What Is a Caregiver Contract (Personal Care Agreement)?

Personal Care Agreements
Data collected by the American Association of Retired Persons (AARP) in 2020 shows nearly 42 million Americans serve as unpaid, informal family caregivers to individuals 50 years of age and older. When providing care to a family member, creating a Personal Care Agreement offers many advantages.

Defining Personal Care Agreements
A Personal Care Agreement, also known as a Caregiver Contract, is a written agreement between a person who needs care and a person who provides care. Personal Care Agreements are commonly made between family members; however, it is not necessary that the individuals be related. A Personal Care Agreement lays out the responsibilities of the caregiver and the care recipient, and should include the following:

  • All services to be provided by the caregiver and the location where services will be provided. The services to be provided by the caregiver may include assisting with daily activities, transportation, cleaning, running errands, and more.
  • Compensation terms, including the caregiver’s rate of pay and how often payments will be made to them.
  • A schedule, including how many days per week and hours per day the caregiver will be providing services.
  • Length of the agreement, including the date that care will begin, which must be a future date, and how long the agreement will stay in effect.
  • Modification and termination clauses, allowing modification and termination of the agreement when both parties agree. This is important as care needs may change over time.

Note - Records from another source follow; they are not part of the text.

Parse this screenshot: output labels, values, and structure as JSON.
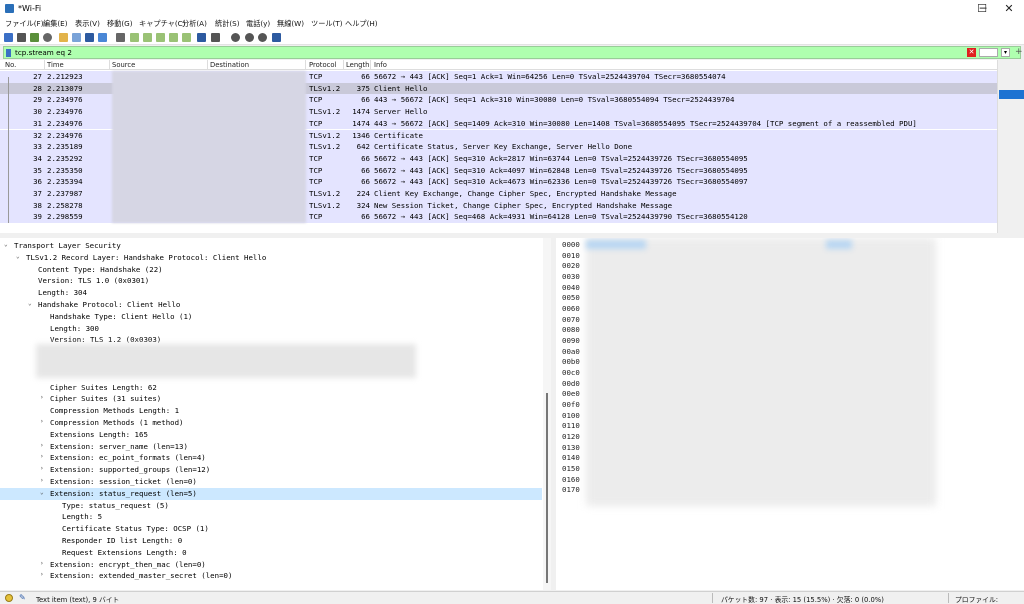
{
  "window": {
    "title": "*Wi-Fi",
    "minimize": "─",
    "maximize": "☐",
    "close": "✕"
  },
  "menu": [
    "ファイル(F)",
    "編集(E)",
    "表示(V)",
    "移動(G)",
    "キャプチャ(C)",
    "分析(A)",
    "統計(S)",
    "電話(y)",
    "無線(W)",
    "ツール(T)",
    "ヘルプ(H)"
  ],
  "filter": {
    "value": "tcp.stream eq 2",
    "clear_icon": "✕",
    "dropdown_icon": "▾",
    "add_icon": "+"
  },
  "columns": [
    "No.",
    "Time",
    "Source",
    "Destination",
    "Protocol",
    "Length",
    "Info"
  ],
  "packets": [
    {
      "no": "27",
      "time": "2.212923",
      "protocol": "TCP",
      "length": "66",
      "info": "56672 → 443 [ACK] Seq=1 Ack=1 Win=64256 Len=0 TSval=2524439704 TSecr=3680554074"
    },
    {
      "no": "28",
      "time": "2.213079",
      "protocol": "TLSv1.2",
      "length": "375",
      "info": "Client Hello"
    },
    {
      "no": "29",
      "time": "2.234976",
      "protocol": "TCP",
      "length": "66",
      "info": "443 → 56672 [ACK] Seq=1 Ack=310 Win=30080 Len=0 TSval=3680554094 TSecr=2524439704"
    },
    {
      "no": "30",
      "time": "2.234976",
      "protocol": "TLSv1.2",
      "length": "1474",
      "info": "Server Hello"
    },
    {
      "no": "31",
      "time": "2.234976",
      "protocol": "TCP",
      "length": "1474",
      "info": "443 → 56672 [ACK] Seq=1409 Ack=310 Win=30080 Len=1408 TSval=3680554095 TSecr=2524439704 [TCP segment of a reassembled PDU]"
    },
    {
      "no": "32",
      "time": "2.234976",
      "protocol": "TLSv1.2",
      "length": "1346",
      "info": "Certificate"
    },
    {
      "no": "33",
      "time": "2.235189",
      "protocol": "TLSv1.2",
      "length": "642",
      "info": "Certificate Status, Server Key Exchange, Server Hello Done"
    },
    {
      "no": "34",
      "time": "2.235292",
      "protocol": "TCP",
      "length": "66",
      "info": "56672 → 443 [ACK] Seq=310 Ack=2817 Win=63744 Len=0 TSval=2524439726 TSecr=3680554095"
    },
    {
      "no": "35",
      "time": "2.235350",
      "protocol": "TCP",
      "length": "66",
      "info": "56672 → 443 [ACK] Seq=310 Ack=4097 Win=62848 Len=0 TSval=2524439726 TSecr=3680554095"
    },
    {
      "no": "36",
      "time": "2.235394",
      "protocol": "TCP",
      "length": "66",
      "info": "56672 → 443 [ACK] Seq=310 Ack=4673 Win=62336 Len=0 TSval=2524439726 TSecr=3680554097"
    },
    {
      "no": "37",
      "time": "2.237987",
      "protocol": "TLSv1.2",
      "length": "224",
      "info": "Client Key Exchange, Change Cipher Spec, Encrypted Handshake Message"
    },
    {
      "no": "38",
      "time": "2.258278",
      "protocol": "TLSv1.2",
      "length": "324",
      "info": "New Session Ticket, Change Cipher Spec, Encrypted Handshake Message"
    },
    {
      "no": "39",
      "time": "2.298559",
      "protocol": "TCP",
      "length": "66",
      "info": "56672 → 443 [ACK] Seq=468 Ack=4931 Win=64128 Len=0 TSval=2524439790 TSecr=3680554120"
    }
  ],
  "selected_packet": "28",
  "details": [
    {
      "text": "Transport Layer Security",
      "arrow": "⌄",
      "level": 0
    },
    {
      "text": "TLSv1.2 Record Layer: Handshake Protocol: Client Hello",
      "arrow": "⌄",
      "level": 1
    },
    {
      "text": "Content Type: Handshake (22)",
      "arrow": "",
      "level": 2
    },
    {
      "text": "Version: TLS 1.0 (0x0301)",
      "arrow": "",
      "level": 2
    },
    {
      "text": "Length: 304",
      "arrow": "",
      "level": 2
    },
    {
      "text": "Handshake Protocol: Client Hello",
      "arrow": "⌄",
      "level": 2
    },
    {
      "text": "Handshake Type: Client Hello (1)",
      "arrow": "",
      "level": 3
    },
    {
      "text": "Length: 300",
      "arrow": "",
      "level": 3
    },
    {
      "text": "Version: TLS 1.2 (0x0303)",
      "arrow": "",
      "level": 3
    },
    {
      "text": "",
      "arrow": "",
      "level": 3
    },
    {
      "text": "",
      "arrow": "",
      "level": 3
    },
    {
      "text": "",
      "arrow": "",
      "level": 3
    },
    {
      "text": "Cipher Suites Length: 62",
      "arrow": "",
      "level": 3
    },
    {
      "text": "Cipher Suites (31 suites)",
      "arrow": "›",
      "level": 3
    },
    {
      "text": "Compression Methods Length: 1",
      "arrow": "",
      "level": 3
    },
    {
      "text": "Compression Methods (1 method)",
      "arrow": "›",
      "level": 3
    },
    {
      "text": "Extensions Length: 165",
      "arrow": "",
      "level": 3
    },
    {
      "text": "Extension: server_name (len=13)",
      "arrow": "›",
      "level": 3
    },
    {
      "text": "Extension: ec_point_formats (len=4)",
      "arrow": "›",
      "level": 3
    },
    {
      "text": "Extension: supported_groups (len=12)",
      "arrow": "›",
      "level": 3
    },
    {
      "text": "Extension: session_ticket (len=0)",
      "arrow": "›",
      "level": 3
    },
    {
      "text": "Extension: status_request (len=5)",
      "arrow": "⌄",
      "level": 3,
      "selected": true
    },
    {
      "text": "Type: status_request (5)",
      "arrow": "",
      "level": 4
    },
    {
      "text": "Length: 5",
      "arrow": "",
      "level": 4
    },
    {
      "text": "Certificate Status Type: OCSP (1)",
      "arrow": "",
      "level": 4
    },
    {
      "text": "Responder ID list Length: 0",
      "arrow": "",
      "level": 4
    },
    {
      "text": "Request Extensions Length: 0",
      "arrow": "",
      "level": 4
    },
    {
      "text": "Extension: encrypt_then_mac (len=0)",
      "arrow": "›",
      "level": 3
    },
    {
      "text": "Extension: extended_master_secret (len=0)",
      "arrow": "›",
      "level": 3
    }
  ],
  "offsets": [
    "0000",
    "0010",
    "0020",
    "0030",
    "0040",
    "0050",
    "0060",
    "0070",
    "0080",
    "0090",
    "00a0",
    "00b0",
    "00c0",
    "00d0",
    "00e0",
    "00f0",
    "0100",
    "0110",
    "0120",
    "0130",
    "0140",
    "0150",
    "0160",
    "0170"
  ],
  "status": {
    "message": "Text item (text), 9 バイト",
    "packets": "パケット数: 97 · 表示: 15 (15.5%) · 欠落: 0 (0.0%)",
    "profile": "プロファイル: Default"
  },
  "colors": {
    "row_bg": "#e4e4ff",
    "row_selected": "#c9c9d9",
    "filter_ok": "#afffaf",
    "detail_selected": "#cce8ff"
  }
}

Personal Care Agreements and Medicaid Eligibility
If an elderly person may need long-term Medicaid, a Personal Care Agreement is especially important. If a care recipient pays a caregiver without a Personal Care Agreement, the care recipient may be unable to receive Medicaid assistance. Long-term Medicaid eligibility is based on an individual’s income and assets. Medicaid has an asset limit of $2,000, meaning that a single Medicaid applicant who has countable assets at or below $2,000 will be asset eligible. If an individual has countable assets exceeding this limit they must “spend down” their assets to the point of being eligible.

Medicaid has rules specifying how an individual can legitimately spend down their assets. If these rules are broken, an individual’s Medicaid application will not be approved. One of Medicaid’s rules prohibits individuals who need long-term care from transferring, selling, or gifting assets for less than fair market value. Medicaid has a five-year look-back rule in most states, meaning that they can review substantial transfers of assets over the past five years to ensure that an applicant has not violated this rule. This look-back period begins the date an application is submitted, and all transactions can be reviewed.

If an applicant has been paying a caregiver during the look-back period without a Personal Care Agreement in place, those payments will likely be considered a gift. A Personal Care Agreement shows that the money given to the caregiver is for services provided and is not a gift, which allows the care recipient to comply with the look-back rule and gives them a legitimate way to “spend down” assets.

Get in touch with one of our Elder Law attorneys to help you navigate setting up a Personal Care Agreement.

Michell Finch, Managing Attorney

Victoria Kelly, Legal Intern